Microsoft's historic MS-DOS has a prominent place in the development of the personal computer. It was a leading operating system for x86 during the 1980s and 1990s before Microsoft ceased development in 2000. Not just that, MS-DOS was a driving force behind Microsoft's growth into the leading PC software vendor.
Back in March 2014, Redmond released MS-DOS 1.25 and 2.0 source code to the Computer History Museum. For years later, the company now wants the platform to be more widely available. With that in mind, Microsoft has released MS-DOS on GitHub.
In an announcement post, the company says it is re-open-sourcing the operating system. Of course, Microsoft is in the process of finalizing a $7.5 billion acquisition of GitHub. Now, MS-DOS is available to anyone who wants to use it. The GitHub repository for the OS can be downloaded here.
“The source files are being (re)published for historical reference purposes and to allow exploration and experimentation for those interested in early PC Operating Systems. The source will be kept static, so please don't send Pull Requests suggesting any modifications to the source files!”
Microsoft says the reason for the release is to give users easier access to MS-DOS source files. Certainly, GitHub provides a more efficient read and refer experience to the original compressed archive file.
Also in the announcement, Microsoft pointed to some interesting facts about the OS. For example, the source code dates from December 29th 1980:
- All the source for MS-DOS 1.25 and 2.0 was written in 8086 assembly code
- The source code for the initial release of 86-DOS dates from around December 29th 1980
- The MS-DOS 1.25 code dates from around May 9th 1983, and is comprised of just 7 source files, including the original MS-DOS Command-Line shell – ASM!
- MS-DOS 2.0 dates from around August 3rd 1983, and grew considerably in sophistication (and team size), and is comprised of 100 .ASM files
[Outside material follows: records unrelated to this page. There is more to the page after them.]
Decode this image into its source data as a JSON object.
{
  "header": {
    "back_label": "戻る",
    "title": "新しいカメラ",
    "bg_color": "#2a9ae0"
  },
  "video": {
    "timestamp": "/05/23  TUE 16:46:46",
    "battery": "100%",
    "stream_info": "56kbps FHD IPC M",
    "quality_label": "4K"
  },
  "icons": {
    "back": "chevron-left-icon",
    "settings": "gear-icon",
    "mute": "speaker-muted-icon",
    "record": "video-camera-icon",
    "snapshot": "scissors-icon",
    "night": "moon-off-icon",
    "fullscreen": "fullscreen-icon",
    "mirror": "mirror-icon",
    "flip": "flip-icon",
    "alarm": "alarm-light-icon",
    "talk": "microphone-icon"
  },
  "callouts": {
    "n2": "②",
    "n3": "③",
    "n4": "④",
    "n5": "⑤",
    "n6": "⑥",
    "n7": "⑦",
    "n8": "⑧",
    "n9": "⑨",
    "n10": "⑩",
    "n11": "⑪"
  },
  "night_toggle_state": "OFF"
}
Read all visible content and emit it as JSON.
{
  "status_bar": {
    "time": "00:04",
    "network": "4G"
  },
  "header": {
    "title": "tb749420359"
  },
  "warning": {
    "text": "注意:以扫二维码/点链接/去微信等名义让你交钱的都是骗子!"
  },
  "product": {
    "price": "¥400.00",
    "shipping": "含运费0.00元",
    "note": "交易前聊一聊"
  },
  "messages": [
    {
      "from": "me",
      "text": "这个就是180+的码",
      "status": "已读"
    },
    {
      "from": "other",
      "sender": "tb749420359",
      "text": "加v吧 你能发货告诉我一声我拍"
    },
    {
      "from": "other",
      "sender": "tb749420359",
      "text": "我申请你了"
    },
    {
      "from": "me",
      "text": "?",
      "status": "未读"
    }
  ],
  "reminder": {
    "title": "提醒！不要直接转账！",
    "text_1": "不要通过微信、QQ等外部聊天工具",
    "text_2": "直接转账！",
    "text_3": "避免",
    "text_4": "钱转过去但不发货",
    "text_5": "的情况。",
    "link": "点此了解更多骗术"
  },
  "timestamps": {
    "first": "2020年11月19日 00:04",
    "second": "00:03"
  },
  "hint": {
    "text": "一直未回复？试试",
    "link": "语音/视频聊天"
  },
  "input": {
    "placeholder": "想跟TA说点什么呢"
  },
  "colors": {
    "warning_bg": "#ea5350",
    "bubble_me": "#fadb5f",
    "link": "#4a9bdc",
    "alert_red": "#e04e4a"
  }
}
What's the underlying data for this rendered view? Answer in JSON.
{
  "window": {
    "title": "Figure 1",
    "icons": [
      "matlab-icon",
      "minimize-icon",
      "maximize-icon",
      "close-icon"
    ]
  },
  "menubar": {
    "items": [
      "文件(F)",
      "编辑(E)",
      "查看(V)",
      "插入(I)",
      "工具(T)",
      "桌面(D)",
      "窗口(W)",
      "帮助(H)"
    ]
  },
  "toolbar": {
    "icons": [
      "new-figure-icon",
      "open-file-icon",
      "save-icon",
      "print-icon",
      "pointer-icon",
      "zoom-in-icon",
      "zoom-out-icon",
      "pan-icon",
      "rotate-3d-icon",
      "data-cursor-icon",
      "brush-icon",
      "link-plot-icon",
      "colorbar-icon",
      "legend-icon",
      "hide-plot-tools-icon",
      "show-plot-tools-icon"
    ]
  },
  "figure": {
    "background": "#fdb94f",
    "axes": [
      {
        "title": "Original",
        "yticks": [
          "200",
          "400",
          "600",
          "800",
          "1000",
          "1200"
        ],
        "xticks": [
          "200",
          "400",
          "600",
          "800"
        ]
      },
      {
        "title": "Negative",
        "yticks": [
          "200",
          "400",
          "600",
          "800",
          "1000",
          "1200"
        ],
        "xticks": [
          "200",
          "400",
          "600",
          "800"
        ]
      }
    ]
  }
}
- There are some interesting documentation (.TXT, .DOC) files interspersed with the source and object files – many are well worth a read, as are many of the source code comments!